Dataset excerpts: Begin
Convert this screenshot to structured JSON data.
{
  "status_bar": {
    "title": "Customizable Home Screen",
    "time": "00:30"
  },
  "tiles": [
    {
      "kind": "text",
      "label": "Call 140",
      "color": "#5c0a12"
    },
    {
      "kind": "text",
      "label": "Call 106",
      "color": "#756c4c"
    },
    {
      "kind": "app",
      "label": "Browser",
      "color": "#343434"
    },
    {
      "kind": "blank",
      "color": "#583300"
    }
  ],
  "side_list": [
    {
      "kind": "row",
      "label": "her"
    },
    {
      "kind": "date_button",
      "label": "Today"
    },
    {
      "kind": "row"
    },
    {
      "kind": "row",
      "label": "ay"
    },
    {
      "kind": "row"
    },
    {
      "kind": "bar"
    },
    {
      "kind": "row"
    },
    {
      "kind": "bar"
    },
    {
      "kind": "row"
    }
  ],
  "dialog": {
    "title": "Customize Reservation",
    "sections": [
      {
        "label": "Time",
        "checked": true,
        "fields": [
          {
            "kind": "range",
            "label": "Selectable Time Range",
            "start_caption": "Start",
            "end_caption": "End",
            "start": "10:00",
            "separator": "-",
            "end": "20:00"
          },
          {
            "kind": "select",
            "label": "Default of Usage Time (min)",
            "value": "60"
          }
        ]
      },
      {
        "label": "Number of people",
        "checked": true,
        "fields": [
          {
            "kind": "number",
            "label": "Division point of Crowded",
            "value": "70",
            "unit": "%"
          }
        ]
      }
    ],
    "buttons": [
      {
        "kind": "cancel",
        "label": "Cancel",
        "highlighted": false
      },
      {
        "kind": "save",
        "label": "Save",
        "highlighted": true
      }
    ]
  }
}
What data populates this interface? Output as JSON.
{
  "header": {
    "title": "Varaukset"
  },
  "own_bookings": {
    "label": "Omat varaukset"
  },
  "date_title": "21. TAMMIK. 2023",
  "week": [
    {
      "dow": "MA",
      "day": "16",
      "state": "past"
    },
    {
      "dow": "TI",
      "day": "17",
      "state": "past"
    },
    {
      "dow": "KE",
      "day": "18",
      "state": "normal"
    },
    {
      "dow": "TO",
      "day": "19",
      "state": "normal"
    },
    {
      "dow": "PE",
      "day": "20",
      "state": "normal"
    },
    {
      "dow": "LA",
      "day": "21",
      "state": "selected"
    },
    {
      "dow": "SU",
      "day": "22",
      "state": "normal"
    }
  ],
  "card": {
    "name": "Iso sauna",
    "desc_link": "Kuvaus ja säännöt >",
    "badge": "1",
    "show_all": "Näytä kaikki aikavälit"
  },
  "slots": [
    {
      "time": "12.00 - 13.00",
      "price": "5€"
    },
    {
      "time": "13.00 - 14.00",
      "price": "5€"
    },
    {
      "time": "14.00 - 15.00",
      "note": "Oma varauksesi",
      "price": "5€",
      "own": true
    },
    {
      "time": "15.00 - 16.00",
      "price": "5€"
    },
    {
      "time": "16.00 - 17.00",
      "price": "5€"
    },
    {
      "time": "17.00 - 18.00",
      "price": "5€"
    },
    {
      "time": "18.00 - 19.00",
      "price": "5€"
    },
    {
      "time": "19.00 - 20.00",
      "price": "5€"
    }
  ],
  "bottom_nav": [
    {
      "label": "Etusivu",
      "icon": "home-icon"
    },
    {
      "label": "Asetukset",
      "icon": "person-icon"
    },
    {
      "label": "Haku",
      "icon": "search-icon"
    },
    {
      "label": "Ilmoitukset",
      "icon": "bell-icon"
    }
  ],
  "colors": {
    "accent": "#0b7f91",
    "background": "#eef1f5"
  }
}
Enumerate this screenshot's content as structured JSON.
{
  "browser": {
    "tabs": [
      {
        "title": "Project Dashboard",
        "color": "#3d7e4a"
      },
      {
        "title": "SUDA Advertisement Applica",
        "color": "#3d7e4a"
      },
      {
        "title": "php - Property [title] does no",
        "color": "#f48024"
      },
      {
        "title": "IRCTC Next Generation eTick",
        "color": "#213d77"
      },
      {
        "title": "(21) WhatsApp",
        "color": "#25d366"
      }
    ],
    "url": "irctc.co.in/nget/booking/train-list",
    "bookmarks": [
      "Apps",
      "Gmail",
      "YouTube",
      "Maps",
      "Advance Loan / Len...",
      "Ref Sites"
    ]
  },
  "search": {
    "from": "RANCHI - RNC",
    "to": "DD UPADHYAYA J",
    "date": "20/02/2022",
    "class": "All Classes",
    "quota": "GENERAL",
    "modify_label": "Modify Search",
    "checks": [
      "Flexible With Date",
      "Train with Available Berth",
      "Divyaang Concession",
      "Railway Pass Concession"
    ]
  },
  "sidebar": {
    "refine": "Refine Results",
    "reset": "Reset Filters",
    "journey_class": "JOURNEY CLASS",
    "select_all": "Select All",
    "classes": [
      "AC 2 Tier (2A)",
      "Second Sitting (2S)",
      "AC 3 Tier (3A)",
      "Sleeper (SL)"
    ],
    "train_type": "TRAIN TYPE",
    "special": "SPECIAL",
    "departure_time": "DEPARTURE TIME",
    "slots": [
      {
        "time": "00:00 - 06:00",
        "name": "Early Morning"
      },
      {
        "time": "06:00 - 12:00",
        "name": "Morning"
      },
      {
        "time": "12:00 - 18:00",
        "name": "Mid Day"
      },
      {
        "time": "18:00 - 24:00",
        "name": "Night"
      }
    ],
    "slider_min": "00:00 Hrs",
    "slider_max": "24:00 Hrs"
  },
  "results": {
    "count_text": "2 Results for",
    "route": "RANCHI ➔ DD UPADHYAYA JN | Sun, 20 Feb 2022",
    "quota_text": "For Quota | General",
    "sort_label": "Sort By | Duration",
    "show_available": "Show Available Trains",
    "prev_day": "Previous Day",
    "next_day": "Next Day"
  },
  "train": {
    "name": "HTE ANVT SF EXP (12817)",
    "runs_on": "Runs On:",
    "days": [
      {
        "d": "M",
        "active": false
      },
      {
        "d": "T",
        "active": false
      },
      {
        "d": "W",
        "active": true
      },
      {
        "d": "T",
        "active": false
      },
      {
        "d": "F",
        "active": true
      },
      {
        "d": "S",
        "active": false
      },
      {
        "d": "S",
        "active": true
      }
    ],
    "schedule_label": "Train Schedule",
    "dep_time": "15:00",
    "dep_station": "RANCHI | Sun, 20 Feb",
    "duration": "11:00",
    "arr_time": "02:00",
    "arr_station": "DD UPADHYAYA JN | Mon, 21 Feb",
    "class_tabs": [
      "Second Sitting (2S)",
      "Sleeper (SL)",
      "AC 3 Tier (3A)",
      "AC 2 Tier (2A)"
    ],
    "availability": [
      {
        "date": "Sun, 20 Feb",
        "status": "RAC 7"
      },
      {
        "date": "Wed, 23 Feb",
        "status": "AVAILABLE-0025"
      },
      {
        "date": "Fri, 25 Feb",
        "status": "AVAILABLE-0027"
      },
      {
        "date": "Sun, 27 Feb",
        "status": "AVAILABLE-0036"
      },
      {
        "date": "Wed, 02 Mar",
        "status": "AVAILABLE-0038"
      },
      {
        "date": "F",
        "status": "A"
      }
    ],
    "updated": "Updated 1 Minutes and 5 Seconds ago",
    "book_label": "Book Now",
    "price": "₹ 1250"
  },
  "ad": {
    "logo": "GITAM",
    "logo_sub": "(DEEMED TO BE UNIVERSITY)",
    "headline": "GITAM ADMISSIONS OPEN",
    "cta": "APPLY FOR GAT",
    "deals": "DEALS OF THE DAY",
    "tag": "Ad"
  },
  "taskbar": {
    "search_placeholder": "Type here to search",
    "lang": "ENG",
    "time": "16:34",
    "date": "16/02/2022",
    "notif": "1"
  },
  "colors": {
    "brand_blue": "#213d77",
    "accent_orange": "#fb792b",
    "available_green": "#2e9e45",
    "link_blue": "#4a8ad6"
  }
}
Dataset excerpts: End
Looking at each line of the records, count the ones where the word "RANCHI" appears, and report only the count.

3